1656. The risk of tuberculosis among students in the U.S. on an exchange visa
Session: Poster Abstract Session: Mycobacterial Infections
Saturday, October 5, 2013
Room: The Moscone Center: Poster Hall C
  • JCollins IDSA Poster.pdf (946.2 kB)
  • Background: Tuberculosis (TB) epidemiology in the United States (US) has changed over the last 20 years, with most cases now occurring in foreign-born individuals who arrive with latent TB infection.  Active TB is potentially preventable in these persons, but many foreign residents, including several million exchange students, are not screened for TB.  US immigration statistics indicate that the number of entering student residents has more than doubled over the last 10 years.  The number and proportion of reported TB cases, mode of TB case detection and potential screening strategies in short-term residents on student or exchange visas have yet to be described.

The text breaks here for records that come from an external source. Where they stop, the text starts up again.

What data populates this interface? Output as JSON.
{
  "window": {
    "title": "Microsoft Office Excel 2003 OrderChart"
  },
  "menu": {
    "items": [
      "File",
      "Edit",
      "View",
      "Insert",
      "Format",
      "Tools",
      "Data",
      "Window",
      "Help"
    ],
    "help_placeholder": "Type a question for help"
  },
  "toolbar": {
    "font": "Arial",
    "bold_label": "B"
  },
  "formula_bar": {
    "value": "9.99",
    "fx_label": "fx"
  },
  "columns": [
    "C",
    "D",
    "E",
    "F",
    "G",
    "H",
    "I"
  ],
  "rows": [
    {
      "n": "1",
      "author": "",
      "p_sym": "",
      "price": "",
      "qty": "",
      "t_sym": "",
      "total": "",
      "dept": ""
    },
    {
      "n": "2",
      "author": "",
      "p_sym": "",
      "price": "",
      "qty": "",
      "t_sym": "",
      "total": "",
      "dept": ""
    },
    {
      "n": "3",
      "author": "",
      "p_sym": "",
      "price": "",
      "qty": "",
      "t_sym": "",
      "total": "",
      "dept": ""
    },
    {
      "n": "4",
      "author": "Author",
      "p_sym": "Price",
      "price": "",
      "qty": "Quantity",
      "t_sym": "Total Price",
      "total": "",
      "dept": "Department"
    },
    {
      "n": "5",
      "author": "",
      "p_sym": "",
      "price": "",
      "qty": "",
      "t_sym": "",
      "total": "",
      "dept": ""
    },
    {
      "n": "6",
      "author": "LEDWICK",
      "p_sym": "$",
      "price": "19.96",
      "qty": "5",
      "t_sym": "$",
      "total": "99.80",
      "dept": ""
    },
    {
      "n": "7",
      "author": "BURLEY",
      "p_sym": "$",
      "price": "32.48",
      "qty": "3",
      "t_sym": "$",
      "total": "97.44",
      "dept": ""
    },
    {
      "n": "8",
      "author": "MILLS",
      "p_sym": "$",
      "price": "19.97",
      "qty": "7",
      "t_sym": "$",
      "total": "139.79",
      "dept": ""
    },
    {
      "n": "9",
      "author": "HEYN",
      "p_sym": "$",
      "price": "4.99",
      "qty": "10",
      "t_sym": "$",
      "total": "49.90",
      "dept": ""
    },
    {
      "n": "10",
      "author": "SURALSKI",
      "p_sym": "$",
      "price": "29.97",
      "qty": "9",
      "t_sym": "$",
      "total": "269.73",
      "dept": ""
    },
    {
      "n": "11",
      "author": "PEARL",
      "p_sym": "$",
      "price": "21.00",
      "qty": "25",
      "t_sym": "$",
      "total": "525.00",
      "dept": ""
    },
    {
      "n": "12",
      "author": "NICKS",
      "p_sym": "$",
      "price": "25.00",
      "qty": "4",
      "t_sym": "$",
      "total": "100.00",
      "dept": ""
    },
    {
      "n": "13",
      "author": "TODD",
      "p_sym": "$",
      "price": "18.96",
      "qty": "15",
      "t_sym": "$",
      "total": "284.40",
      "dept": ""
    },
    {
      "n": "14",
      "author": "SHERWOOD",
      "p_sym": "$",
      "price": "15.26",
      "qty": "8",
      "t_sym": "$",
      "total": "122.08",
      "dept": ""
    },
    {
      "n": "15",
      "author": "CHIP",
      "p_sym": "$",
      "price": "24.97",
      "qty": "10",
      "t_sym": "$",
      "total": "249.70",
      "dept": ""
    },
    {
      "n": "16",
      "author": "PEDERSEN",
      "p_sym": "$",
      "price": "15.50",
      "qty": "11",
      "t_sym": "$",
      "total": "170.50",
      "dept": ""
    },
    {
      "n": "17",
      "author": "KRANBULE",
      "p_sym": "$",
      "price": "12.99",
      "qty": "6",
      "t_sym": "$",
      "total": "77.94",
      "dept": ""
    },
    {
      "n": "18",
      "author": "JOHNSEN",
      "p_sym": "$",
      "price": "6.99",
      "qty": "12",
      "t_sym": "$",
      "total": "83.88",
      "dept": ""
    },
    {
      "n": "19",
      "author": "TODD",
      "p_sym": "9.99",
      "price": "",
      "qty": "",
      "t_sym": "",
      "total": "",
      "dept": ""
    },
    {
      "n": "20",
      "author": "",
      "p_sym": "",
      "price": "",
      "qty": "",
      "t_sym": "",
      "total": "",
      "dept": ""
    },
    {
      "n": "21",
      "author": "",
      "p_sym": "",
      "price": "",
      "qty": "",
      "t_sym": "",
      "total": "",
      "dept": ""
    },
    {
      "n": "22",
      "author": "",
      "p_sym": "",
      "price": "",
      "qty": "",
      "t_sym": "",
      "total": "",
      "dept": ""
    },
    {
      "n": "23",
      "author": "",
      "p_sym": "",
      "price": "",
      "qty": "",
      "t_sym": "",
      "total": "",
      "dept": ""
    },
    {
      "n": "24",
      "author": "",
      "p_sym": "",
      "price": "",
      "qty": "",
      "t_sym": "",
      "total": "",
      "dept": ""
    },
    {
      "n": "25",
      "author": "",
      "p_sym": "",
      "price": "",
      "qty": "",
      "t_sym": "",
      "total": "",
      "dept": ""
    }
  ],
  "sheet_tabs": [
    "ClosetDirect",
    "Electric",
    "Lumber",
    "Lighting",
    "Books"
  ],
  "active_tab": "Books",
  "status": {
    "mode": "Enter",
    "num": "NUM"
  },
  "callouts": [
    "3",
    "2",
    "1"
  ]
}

    Methods: Data was collected previously by the Tuberculosis Epidemiologic Studies Consortium from 20 geographically diverse sites around the US.  A large database with a cohort of foreign-born patients diagnosed with active TB between 2004 and 2007 was used for analysis.  Descriptive statistics are presented and an incidence rate was calculated using immigration data from study jurisdictions.

    Results: 1263 foreign-born TB cases of known visa status were identified, of which 46 (3.6%) occurred in student residents.  The annual TB incidence rate per 100,000 in student residents was double the rate in the general foreign-born population, 47 vs. 22.  The median age at diagnosis was 26.5 years (24.1, 29.4) and 35 students (76%) were diagnosed with pulmonary TB.  Twelve (26%) were diagnosed through a screening program and 34 (74%) were diagnosed due to TB symptoms.  Those students whose TB case was identified by screening programs were more likely to be diagnosed within 1 year of arrival to the US than those diagnosed due to TB symptoms (9 (75%) vs 10 (30%), p< 0.001).  Rates of culture positive disease were similar between screened and unscreened individuals, but cases identified by screening were significantly less likely to be smear-positive (2 (18%) vs 15 (63%), p=0.05).

    Conclusion: These findings suggest that screening student residents for TB after arrival to the US may be an effective strategy to identify early active TB cases as well as latent TB infection prior to progression to active disease.

    Jeffrey Collins, MD, MPH1, Randall Reves, MD, MSc1,2 and Robert Belknap, MD1,2, (1)University of Colorado School of Medicine, Aurora, CO, (2)Denver Health and Hospital, Denver, CO


    J. Collins, None

    R. Reves, None

    R. Belknap, None

    Findings in the abstracts are embargoed until 12:01 a.m. PST, Oct. 2nd with the exception of research findings presented at the IDWeek press conferences.